- **TASK REQUIREMENTS**: Please retype all of the following entries exactly.

- **TASK INPUT**:
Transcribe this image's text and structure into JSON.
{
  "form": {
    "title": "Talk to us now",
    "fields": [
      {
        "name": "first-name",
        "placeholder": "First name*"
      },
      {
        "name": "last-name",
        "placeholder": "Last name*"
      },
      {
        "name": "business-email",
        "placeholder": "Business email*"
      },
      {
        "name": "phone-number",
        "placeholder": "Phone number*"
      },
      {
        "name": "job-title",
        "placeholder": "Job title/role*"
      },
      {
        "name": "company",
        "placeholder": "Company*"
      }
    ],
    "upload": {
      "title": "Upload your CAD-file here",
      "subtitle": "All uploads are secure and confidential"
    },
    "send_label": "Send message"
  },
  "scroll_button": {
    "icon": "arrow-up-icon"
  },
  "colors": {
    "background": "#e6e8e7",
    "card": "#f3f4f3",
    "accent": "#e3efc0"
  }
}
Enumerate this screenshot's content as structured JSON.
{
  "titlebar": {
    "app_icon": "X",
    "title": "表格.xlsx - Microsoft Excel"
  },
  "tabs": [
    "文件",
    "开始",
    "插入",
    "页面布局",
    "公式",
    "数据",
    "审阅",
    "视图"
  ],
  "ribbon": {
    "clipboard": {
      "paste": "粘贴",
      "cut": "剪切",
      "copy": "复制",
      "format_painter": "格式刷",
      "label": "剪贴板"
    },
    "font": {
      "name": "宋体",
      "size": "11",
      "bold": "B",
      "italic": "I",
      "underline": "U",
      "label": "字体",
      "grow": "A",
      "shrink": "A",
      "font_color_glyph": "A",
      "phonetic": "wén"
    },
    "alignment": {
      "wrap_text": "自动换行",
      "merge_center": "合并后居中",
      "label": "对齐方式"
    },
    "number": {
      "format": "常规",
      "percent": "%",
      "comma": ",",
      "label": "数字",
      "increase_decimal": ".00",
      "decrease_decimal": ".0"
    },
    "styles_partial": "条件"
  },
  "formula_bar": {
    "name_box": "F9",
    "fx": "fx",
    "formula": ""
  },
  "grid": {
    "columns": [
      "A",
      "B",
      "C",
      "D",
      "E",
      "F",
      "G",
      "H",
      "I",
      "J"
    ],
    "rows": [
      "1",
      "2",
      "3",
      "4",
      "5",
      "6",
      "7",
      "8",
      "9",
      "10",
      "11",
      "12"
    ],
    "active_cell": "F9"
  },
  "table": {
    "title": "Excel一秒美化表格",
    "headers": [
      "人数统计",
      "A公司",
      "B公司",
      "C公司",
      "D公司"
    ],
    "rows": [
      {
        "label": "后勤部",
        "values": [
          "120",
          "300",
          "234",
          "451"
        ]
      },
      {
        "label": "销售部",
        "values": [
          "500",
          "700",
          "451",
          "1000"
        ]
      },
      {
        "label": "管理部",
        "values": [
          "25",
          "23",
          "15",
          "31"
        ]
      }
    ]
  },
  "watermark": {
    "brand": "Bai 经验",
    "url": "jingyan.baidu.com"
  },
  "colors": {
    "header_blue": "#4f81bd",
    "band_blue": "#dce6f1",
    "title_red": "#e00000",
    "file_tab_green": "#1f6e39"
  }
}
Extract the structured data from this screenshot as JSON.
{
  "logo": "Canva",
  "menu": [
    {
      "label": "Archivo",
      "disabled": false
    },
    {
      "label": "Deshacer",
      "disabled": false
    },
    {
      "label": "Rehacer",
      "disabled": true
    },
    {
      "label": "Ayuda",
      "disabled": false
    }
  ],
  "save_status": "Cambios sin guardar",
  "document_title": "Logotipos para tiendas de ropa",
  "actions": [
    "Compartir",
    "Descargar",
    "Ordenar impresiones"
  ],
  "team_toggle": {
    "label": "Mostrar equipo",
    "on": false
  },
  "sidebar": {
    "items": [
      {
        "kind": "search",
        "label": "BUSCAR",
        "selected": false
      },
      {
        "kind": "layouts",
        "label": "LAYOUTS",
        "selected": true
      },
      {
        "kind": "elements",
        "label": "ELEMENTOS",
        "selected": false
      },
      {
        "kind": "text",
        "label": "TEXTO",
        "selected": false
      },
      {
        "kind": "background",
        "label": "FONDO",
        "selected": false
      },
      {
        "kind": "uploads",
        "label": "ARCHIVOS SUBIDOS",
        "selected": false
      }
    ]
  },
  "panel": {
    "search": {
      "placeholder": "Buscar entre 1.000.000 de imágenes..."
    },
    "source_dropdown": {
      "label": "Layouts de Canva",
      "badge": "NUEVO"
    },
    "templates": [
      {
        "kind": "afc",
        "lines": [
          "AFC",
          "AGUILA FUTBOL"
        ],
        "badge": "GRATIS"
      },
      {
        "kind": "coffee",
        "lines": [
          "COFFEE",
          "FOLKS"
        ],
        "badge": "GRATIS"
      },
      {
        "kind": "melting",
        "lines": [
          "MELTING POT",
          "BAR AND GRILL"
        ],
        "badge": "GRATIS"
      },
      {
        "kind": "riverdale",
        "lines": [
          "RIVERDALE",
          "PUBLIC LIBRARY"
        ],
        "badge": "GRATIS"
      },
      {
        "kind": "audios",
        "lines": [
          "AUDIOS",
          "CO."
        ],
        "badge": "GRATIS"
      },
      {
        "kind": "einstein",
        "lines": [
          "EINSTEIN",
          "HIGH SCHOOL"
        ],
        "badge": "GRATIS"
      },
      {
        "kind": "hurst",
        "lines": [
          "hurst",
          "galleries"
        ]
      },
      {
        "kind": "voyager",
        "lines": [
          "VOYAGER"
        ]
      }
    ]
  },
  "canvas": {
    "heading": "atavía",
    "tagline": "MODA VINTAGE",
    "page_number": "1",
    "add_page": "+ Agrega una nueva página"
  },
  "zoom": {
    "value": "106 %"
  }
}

- **OUTPUT OF THE TASK**:
Transcribe this image's text and structure into JSON.
{
  "form": {
    "title": "Talk to us now",
    "fields": [
      {
        "name": "first-name",
        "placeholder": "First name*"
      },
      {
        "name": "last-name",
        "placeholder": "Last name*"
      },
      {
        "name": "business-email",
        "placeholder": "Business email*"
      },
      {
        "name": "phone-number",
        "placeholder": "Phone number*"
      },
      {
        "name": "job-title",
        "placeholder": "Job title/role*"
      },
      {
        "name": "company",
        "placeholder": "Company*"
      }
    ],
    "upload": {
      "title": "Upload your CAD-file here",
      "subtitle": "All uploads are secure and confidential"
    },
    "send_label": "Send message"
  },
  "scroll_button": {
    "icon": "arrow-up-icon"
  },
  "colors": {
    "background": "#e6e8e7",
    "card": "#f3f4f3",
    "accent": "#e3efc0"
  }
}
Enumerate this screenshot's content as structured JSON.
{
  "titlebar": {
    "app_icon": "X",
    "title": "表格.xlsx - Microsoft Excel"
  },
  "tabs": [
    "文件",
    "开始",
    "插入",
    "页面布局",
    "公式",
    "数据",
    "审阅",
    "视图"
  ],
  "ribbon": {
    "clipboard": {
      "paste": "粘贴",
      "cut": "剪切",
      "copy": "复制",
      "format_painter": "格式刷",
      "label": "剪贴板"
    },
    "font": {
      "name": "宋体",
      "size": "11",
      "bold": "B",
      "italic": "I",
      "underline": "U",
      "label": "字体",
      "grow": "A",
      "shrink": "A",
      "font_color_glyph": "A",
      "phonetic": "wén"
    },
    "alignment": {
      "wrap_text": "自动换行",
      "merge_center": "合并后居中",
      "label": "对齐方式"
    },
    "number": {
      "format": "常规",
      "percent": "%",
      "comma": ",",
      "label": "数字",
      "increase_decimal": ".00",
      "decrease_decimal": ".0"
    },
    "styles_partial": "条件"
  },
  "formula_bar": {
    "name_box": "F9",
    "fx": "fx",
    "formula": ""
  },
  "grid": {
    "columns": [
      "A",
      "B",
      "C",
      "D",
      "E",
      "F",
      "G",
      "H",
      "I",
      "J"
    ],
    "rows": [
      "1",
      "2",
      "3",
      "4",
      "5",
      "6",
      "7",
      "8",
      "9",
      "10",
      "11",
      "12"
    ],
    "active_cell": "F9"
  },
  "table": {
    "title": "Excel一秒美化表格",
    "headers": [
      "人数统计",
      "A公司",
      "B公司",
      "C公司",
      "D公司"
    ],
    "rows": [
      {
        "label": "后勤部",
        "values": [
          "120",
          "300",
          "234",
          "451"
        ]
      },
      {
        "label": "销售部",
        "values": [
          "500",
          "700",
          "451",
          "1000"
        ]
      },
      {
        "label": "管理部",
        "values": [
          "25",
          "23",
          "15",
          "31"
        ]
      }
    ]
  },
  "watermark": {
    "brand": "Bai 经验",
    "url": "jingyan.baidu.com"
  },
  "colors": {
    "header_blue": "#4f81bd",
    "band_blue": "#dce6f1",
    "title_red": "#e00000",
    "file_tab_green": "#1f6e39"
  }
}
Extract the structured data from this screenshot as JSON.
{
  "logo": "Canva",
  "menu": [
    {
      "label": "Archivo",
      "disabled": false
    },
    {
      "label": "Deshacer",
      "disabled": false
    },
    {
      "label": "Rehacer",
      "disabled": true
    },
    {
      "label": "Ayuda",
      "disabled": false
    }
  ],
  "save_status": "Cambios sin guardar",
  "document_title": "Logotipos para tiendas de ropa",
  "actions": [
    "Compartir",
    "Descargar",
    "Ordenar impresiones"
  ],
  "team_toggle": {
    "label": "Mostrar equipo",
    "on": false
  },
  "sidebar": {
    "items": [
      {
        "kind": "search",
        "label": "BUSCAR",
        "selected": false
      },
      {
        "kind": "layouts",
        "label": "LAYOUTS",
        "selected": true
      },
      {
        "kind": "elements",
        "label": "ELEMENTOS",
        "selected": false
      },
      {
        "kind": "text",
        "label": "TEXTO",
        "selected": false
      },
      {
        "kind": "background",
        "label": "FONDO",
        "selected": false
      },
      {
        "kind": "uploads",
        "label": "ARCHIVOS SUBIDOS",
        "selected": false
      }
    ]
  },
  "panel": {
    "search": {
      "placeholder": "Buscar entre 1.000.000 de imágenes..."
    },
    "source_dropdown": {
      "label": "Layouts de Canva",
      "badge": "NUEVO"
    },
    "templates": [
      {
        "kind": "afc",
        "lines": [
          "AFC",
          "AGUILA FUTBOL"
        ],
        "badge": "GRATIS"
      },
      {
        "kind": "coffee",
        "lines": [
          "COFFEE",
          "FOLKS"
        ],
        "badge": "GRATIS"
      },
      {
        "kind": "melting",
        "lines": [
          "MELTING POT",
          "BAR AND GRILL"
        ],
        "badge": "GRATIS"
      },
      {
        "kind": "riverdale",
        "lines": [
          "RIVERDALE",
          "PUBLIC LIBRARY"
        ],
        "badge": "GRATIS"
      },
      {
        "kind": "audios",
        "lines": [
          "AUDIOS",
          "CO."
        ],
        "badge": "GRATIS"
      },
      {
        "kind": "einstein",
        "lines": [
          "EINSTEIN",
          "HIGH SCHOOL"
        ],
        "badge": "GRATIS"
      },
      {
        "kind": "hurst",
        "lines": [
          "hurst",
          "galleries"
        ]
      },
      {
        "kind": "voyager",
        "lines": [
          "VOYAGER"
        ]
      }
    ]
  },
  "canvas": {
    "heading": "atavía",
    "tagline": "MODA VINTAGE",
    "page_number": "1",
    "add_page": "+ Agrega una nueva página"
  },
  "zoom": {
    "value": "106 %"
  }
}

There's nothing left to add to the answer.